Corruption remains a serious challenge for companies in most parts of the world and across all industries. Corruption exposes companies to legal and financial risk through penalties and blacklisting. In addition, corruption exposes companies, their investors and their business partners to significant reputational risk. In the long term, broadly diversified investors are likely to see reduced returns due to capital being diverted away from its most efficient allocation.
Corruption and a wider lack of the rule of law are barriers against the effective participation of countries in the global economy. Corruption and financial fraud such as money laundering are intrinsically linked. While corruption is generally committed for the purpose of obtaining private gain, money laundering is the process of concealing illicit gains generated from corrupt or criminal activity. As such, money laundering can facilitate corruption.

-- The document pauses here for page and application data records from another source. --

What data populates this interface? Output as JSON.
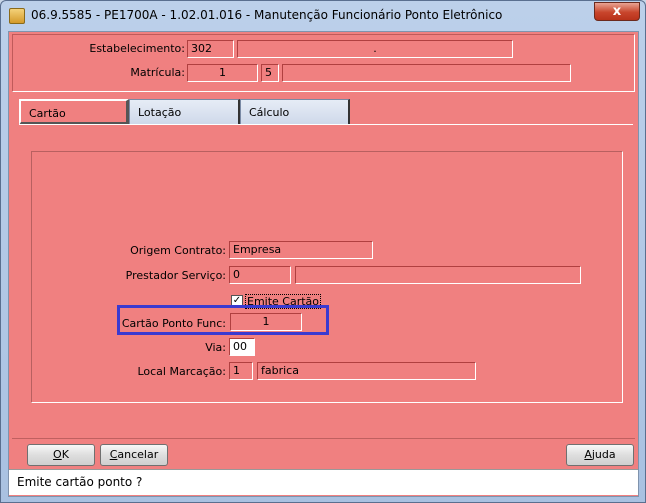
{
  "window": {
    "title": "06.9.5585 - PE1700A - 1.02.01.016 - Manutenção Funcionário Ponto Eletrônico",
    "close_label": "x"
  },
  "header": {
    "estabelecimento_label": "Estabelecimento:",
    "estabelecimento_code": "302",
    "estabelecimento_name": ".",
    "matricula_label": "Matrícula:",
    "matricula_value": "1",
    "matricula_digit": "5",
    "matricula_name": ""
  },
  "tabs": [
    {
      "label": "Cartão",
      "active": true
    },
    {
      "label": "Lotação",
      "active": false
    },
    {
      "label": "Cálculo",
      "active": false
    }
  ],
  "form": {
    "origem_label": "Origem Contrato:",
    "origem_value": "Empresa",
    "prestador_label": "Prestador Serviço:",
    "prestador_code": "0",
    "prestador_name": "",
    "emite_cartao_label": "Emite Cartão",
    "emite_cartao_checked": true,
    "emite_cartao_mark": "✓",
    "cartao_ponto_label": "Cartão Ponto Func:",
    "cartao_ponto_value": "1",
    "via_label": "Via:",
    "via_value": "00",
    "local_label": "Local Marcação:",
    "local_code": "1",
    "local_name": "fabrica"
  },
  "buttons": {
    "ok_first": "O",
    "ok_rest": "K",
    "cancel_first": "C",
    "cancel_rest": "ancelar",
    "help_first": "A",
    "help_rest": "juda"
  },
  "status": {
    "text": "Emite cartão ponto ?"
  },
  "colors": {
    "form_background": "#f08080",
    "highlight_border": "#3a3ad0"
  }
}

The UN Convention against Corruption requires states to implement anti-corruption measures. Further, the OECD Anti-Bribery Convention establishes legally binding standards to criminalise bribery of foreign public officials in international business transactions and requires signatories to take measures against the laundering of money derived from bribery. Many countries have recently reinforced their anti-corruption legislation and enhanced enforcement actions. Principle 10 of the UN Global Compact urges companies not only to avoid bribery, extortion and other forms of corruption, but also to develop policies and concrete programmes to address it.
Companies should comply with all applicable anti-corruption laws. While anti-corruption laws and their enforcement are the responsibility of national governments, international principles for responsible business conduct recognise the important role that company boards play in setting corporate anti-corruption policy, as well as monitoring the implementation and effectiveness of anti-corruption programmes. We endorse the view that anti-corruption policy is a board responsibility.
As an investor, we analyse opportunities and risks to our investments. We expect companies to identify and manage corruption risk, including the risk of laundering money derived from corrupt activity, and to report publicly on their anti-corruption efforts. For selected companies, we use such information to assess their potential exposure to corruption risk, management and performance.
A. Establish clear policy on anti-corruption
- Boards should ensure that companies establish anti-corruption policies and procedures to prevent, identify and address corruption in the organisation. Anti-corruption policies should be informed by a comprehensive risk assessment relating to the potential for corruption in all aspects of business operations.
- Companies should ensure that anti-corruption policies and procedures are communicated to employees and business partners in a manner which demonstrates explicit and active commitment from senior management against corruption.
- Companies should regularly ensure that all business units implement anti-corruption policies appropriately and that responsibilities and authorities are assigned and communicated.
- Companies should establish a code of conduct and appropriate contractual obligations which govern their relationship with business partners, including the right to audit such parties.
- Companies in the financial sector should establish an anti-money laundering programme that includes policies and procedures to address the risk of laundering money derived from corrupt activity.
B. Integrate anti-corruption policy into business operations
- Companies should conduct ongoing due diligence to identify corruption risk in their business operations, including before entering new markets or new business relationships, and implement appropriate measures to prevent corruption. Companies should make reasonable efforts to identify the beneficial owners of their business partners.
- Companies should have an effective compliance function with dedicated and experienced employees, and with an independent reporting line to the board and senior management.
- Companies should provide and document appropriate and regular training on anti-corruption for all relevant employees and, where appropriate, business partners.
- Companies should have a whistleblowing mechanism that provides a separate and confidential escalation route when reporting through a line manager is not appropriate, or if the whistleblower wishes to remain anonymous. Companies should encourage a culture where employees can speak up about corruption without fear of retaliation.
- Companies in the financial sector should undertake ongoing monitoring and due diligence in relation to all business relationships and transactions. Enhanced monitoring should be undertaken for high-risk customers and transactions.
C. Report and engage on anti-corruption programme
- Companies should publicly disclose their anti-corruption policies and processes, including how they deal with incidents.
- Companies should disclose whether they undertake regular, independent external assurance of their anti-corruption programme, and whether the findings of such assurance are communicated to the board.
- Companies should disclose how they measure the effectiveness of the anti-corruption programme. Performance reporting should, where appropriate, use metrics that enable year-on-year comparison, in line with applicable internationally accepted reporting standards or initiatives.
- Companies should have a procedure for appropriate disclosure to relevant authorities on irregularities identified and actions taken.
- Companies should have a procedure for engaging constructively with policy makers and regulators, and be transparent about that procedure. Companies should also endeavour to engage with other businesses, industry groups, professional organisations and other stakeholders to identify and address corruption risk.
Last saved: 02/03/2020